cells grew into three-dimensional (3D) pancreatic organoids that exhibited
cell-to-cell interactions, fluid exchange, and other properties,
resembling the natural human pancreas
How was the Pancreas-on-a-Chip Tested?
The pancreas-on-a-chip was tested by
evaluating whether it could recreate CFRD in
- The CFTR gene expression was disrupted
in the organoids present within the chip
impaired cell-to-cell interactions, fluid exchange, and endocrine functions
led to insulin deficiency, thereby mimicking CFRD, similar to that
observed in the natural human pancreas
confirmed that the CFTR gene
played a direct role in inhibiting insulin secretion, leading to the
development of CFRD in CF patients
What are the Applications of Pancreas-on-a-Chip Technology?
Some of the potential applications of the in vitro
chip technology include the following:
of CFRD and glucose imbalance in specific patient populations
diagnosis of different disease conditions
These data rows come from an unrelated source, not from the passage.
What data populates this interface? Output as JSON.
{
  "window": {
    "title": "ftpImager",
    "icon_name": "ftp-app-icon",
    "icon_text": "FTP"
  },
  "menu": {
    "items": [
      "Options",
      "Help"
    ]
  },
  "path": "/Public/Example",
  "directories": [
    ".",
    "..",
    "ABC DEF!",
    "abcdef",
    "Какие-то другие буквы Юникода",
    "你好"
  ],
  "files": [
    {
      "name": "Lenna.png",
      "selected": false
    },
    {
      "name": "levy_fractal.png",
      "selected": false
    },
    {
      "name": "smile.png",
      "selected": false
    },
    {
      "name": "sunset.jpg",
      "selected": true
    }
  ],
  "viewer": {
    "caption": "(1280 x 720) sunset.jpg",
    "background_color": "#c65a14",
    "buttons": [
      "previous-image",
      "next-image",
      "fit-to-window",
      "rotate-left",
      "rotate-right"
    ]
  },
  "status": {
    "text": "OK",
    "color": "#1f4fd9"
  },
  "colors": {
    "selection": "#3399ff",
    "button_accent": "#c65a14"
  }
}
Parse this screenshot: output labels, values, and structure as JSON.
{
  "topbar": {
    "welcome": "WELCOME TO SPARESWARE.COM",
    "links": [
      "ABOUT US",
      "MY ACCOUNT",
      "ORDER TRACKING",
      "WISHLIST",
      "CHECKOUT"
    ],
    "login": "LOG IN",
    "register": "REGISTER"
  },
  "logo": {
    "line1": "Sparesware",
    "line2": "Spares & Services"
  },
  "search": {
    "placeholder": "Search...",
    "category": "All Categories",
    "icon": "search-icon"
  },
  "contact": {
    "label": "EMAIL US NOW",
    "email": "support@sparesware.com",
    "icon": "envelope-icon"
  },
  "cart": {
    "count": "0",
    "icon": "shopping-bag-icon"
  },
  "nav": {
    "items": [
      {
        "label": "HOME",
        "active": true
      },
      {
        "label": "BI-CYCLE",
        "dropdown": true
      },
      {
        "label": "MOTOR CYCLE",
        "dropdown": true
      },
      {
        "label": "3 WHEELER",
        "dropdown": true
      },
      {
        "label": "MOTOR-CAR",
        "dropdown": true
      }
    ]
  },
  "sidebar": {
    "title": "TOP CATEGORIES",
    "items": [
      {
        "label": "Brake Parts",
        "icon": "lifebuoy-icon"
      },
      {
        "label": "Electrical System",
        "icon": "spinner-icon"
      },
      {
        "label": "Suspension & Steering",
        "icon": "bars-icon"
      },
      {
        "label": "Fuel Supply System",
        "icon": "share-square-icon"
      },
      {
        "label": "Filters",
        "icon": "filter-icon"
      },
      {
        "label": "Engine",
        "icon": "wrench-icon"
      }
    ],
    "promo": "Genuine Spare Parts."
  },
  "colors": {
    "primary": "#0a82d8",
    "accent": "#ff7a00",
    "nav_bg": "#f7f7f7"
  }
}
of variability in glucose levels in different individuals
of glucose levels with the type of CFTR
of potential drug molecules against CFRD
The research team plans to use the pancreas-on-a-chip
in a pilot study to test the effect of FDA-approved drugs on CFTR
gene expression. This will enable the researchers
to determine whether drug-mediated modulation of the CFTR
gene would be able to slow-down, stop, or even
reverse CFRD in an in vitro
simulation of the
The study was funded by the National
Institutes of Health and the Cystic Fibrosis Foundation, USA.
- Human Pancreas on a Chip Opens New Possibilities for Studying Disease - (https://www.cincinnatichildrens.org/news/release/2019/pancreas-chip)